# [Record set]
----------
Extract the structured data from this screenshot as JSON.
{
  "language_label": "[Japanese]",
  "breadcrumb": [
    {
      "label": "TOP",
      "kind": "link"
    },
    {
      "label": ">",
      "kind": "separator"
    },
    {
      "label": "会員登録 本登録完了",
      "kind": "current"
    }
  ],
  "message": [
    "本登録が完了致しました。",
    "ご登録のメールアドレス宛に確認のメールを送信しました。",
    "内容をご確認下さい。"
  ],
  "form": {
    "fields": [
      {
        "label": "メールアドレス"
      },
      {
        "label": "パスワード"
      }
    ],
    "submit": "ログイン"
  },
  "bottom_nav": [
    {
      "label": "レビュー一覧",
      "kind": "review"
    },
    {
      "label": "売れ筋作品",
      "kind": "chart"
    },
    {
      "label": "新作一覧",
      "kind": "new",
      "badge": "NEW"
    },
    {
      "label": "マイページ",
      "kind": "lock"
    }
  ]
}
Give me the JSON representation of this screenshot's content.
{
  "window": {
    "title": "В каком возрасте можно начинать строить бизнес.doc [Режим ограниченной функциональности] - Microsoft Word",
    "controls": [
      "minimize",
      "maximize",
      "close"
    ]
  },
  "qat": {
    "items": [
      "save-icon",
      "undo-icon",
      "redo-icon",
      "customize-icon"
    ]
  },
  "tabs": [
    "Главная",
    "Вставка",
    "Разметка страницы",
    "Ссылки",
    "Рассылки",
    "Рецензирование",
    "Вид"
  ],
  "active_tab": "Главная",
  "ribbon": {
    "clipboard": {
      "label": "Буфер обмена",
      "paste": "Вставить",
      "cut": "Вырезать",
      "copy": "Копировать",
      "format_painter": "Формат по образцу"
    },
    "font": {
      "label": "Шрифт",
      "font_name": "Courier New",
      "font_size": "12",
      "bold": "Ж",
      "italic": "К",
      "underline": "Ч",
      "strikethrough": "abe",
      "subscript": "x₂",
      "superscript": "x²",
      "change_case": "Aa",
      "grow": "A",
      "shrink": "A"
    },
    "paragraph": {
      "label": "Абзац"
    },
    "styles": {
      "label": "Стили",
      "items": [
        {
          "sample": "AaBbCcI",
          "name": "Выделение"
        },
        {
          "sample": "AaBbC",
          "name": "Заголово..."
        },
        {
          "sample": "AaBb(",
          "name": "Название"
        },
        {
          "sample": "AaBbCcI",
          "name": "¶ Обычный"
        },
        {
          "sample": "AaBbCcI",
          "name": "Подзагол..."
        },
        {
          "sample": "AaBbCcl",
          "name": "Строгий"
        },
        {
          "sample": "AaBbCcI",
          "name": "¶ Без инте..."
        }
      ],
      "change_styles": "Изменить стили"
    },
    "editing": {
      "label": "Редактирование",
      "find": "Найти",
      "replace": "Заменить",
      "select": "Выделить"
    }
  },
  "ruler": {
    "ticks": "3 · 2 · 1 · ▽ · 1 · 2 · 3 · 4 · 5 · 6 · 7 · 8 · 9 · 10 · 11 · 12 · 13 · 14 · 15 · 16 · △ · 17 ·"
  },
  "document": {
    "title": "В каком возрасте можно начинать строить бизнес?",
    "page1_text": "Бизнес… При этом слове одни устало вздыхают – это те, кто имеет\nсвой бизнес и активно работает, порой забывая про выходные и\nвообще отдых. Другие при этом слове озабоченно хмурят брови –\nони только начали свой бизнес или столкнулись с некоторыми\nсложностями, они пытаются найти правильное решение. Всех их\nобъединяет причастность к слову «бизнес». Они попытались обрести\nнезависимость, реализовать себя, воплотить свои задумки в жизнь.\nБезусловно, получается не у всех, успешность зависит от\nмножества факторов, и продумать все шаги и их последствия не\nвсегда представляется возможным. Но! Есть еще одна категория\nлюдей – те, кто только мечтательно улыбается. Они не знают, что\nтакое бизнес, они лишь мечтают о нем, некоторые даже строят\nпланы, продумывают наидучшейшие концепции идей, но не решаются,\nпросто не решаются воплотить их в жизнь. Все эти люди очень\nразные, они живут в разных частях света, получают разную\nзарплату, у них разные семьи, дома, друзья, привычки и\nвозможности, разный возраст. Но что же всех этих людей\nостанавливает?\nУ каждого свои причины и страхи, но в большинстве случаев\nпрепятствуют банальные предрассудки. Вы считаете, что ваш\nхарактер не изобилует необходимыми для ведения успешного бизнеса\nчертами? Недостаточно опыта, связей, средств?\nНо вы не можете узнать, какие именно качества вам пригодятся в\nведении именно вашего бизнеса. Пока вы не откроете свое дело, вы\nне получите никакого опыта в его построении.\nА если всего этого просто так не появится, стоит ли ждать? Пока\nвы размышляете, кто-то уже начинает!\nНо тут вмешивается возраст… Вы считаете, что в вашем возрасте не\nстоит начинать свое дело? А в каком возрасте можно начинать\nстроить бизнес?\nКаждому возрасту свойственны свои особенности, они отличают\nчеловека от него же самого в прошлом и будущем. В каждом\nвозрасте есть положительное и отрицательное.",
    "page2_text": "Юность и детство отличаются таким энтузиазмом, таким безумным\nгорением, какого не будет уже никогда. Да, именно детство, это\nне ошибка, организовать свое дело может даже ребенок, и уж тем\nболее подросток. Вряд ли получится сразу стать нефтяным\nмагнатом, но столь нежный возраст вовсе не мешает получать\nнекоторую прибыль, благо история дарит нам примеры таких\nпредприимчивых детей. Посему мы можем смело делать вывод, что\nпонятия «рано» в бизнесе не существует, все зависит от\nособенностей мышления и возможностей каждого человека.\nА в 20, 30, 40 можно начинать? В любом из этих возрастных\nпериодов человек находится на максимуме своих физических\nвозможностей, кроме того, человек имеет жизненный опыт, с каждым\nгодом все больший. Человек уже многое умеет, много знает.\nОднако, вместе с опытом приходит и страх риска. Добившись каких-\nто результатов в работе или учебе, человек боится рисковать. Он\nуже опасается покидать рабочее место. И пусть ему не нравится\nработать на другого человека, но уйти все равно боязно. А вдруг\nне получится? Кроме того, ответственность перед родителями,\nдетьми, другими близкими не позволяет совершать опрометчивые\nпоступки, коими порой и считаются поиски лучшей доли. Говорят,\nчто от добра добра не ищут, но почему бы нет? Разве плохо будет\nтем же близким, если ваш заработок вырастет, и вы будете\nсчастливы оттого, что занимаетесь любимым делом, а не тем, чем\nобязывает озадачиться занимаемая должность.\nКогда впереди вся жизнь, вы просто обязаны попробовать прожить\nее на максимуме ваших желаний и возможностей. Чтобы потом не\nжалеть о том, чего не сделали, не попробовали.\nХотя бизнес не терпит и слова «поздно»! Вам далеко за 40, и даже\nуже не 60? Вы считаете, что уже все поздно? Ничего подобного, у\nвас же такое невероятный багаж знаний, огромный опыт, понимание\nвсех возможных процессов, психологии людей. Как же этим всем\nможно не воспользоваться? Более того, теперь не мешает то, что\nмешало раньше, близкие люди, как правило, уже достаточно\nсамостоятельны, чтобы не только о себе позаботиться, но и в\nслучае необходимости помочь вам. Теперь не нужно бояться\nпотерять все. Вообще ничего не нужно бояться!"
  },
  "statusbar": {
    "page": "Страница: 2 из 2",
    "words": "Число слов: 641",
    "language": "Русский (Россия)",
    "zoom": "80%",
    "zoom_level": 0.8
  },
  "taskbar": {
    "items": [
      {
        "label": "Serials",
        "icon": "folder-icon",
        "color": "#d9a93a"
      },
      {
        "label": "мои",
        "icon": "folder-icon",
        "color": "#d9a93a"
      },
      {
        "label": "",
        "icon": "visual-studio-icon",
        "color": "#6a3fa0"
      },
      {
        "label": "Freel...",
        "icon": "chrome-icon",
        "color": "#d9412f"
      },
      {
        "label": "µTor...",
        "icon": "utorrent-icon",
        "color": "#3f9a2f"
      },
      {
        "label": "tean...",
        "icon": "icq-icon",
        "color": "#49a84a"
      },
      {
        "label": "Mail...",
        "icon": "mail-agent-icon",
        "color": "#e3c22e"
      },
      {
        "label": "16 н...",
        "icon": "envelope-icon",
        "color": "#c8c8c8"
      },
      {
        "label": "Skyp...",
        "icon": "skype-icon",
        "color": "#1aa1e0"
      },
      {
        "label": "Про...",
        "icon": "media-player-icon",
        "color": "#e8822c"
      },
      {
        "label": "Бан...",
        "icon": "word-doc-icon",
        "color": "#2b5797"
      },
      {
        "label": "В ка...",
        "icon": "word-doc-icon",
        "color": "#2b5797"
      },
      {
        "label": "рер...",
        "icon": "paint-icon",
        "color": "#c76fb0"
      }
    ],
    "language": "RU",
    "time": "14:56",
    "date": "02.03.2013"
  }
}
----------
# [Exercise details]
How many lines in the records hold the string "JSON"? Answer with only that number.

# [Task answer]
2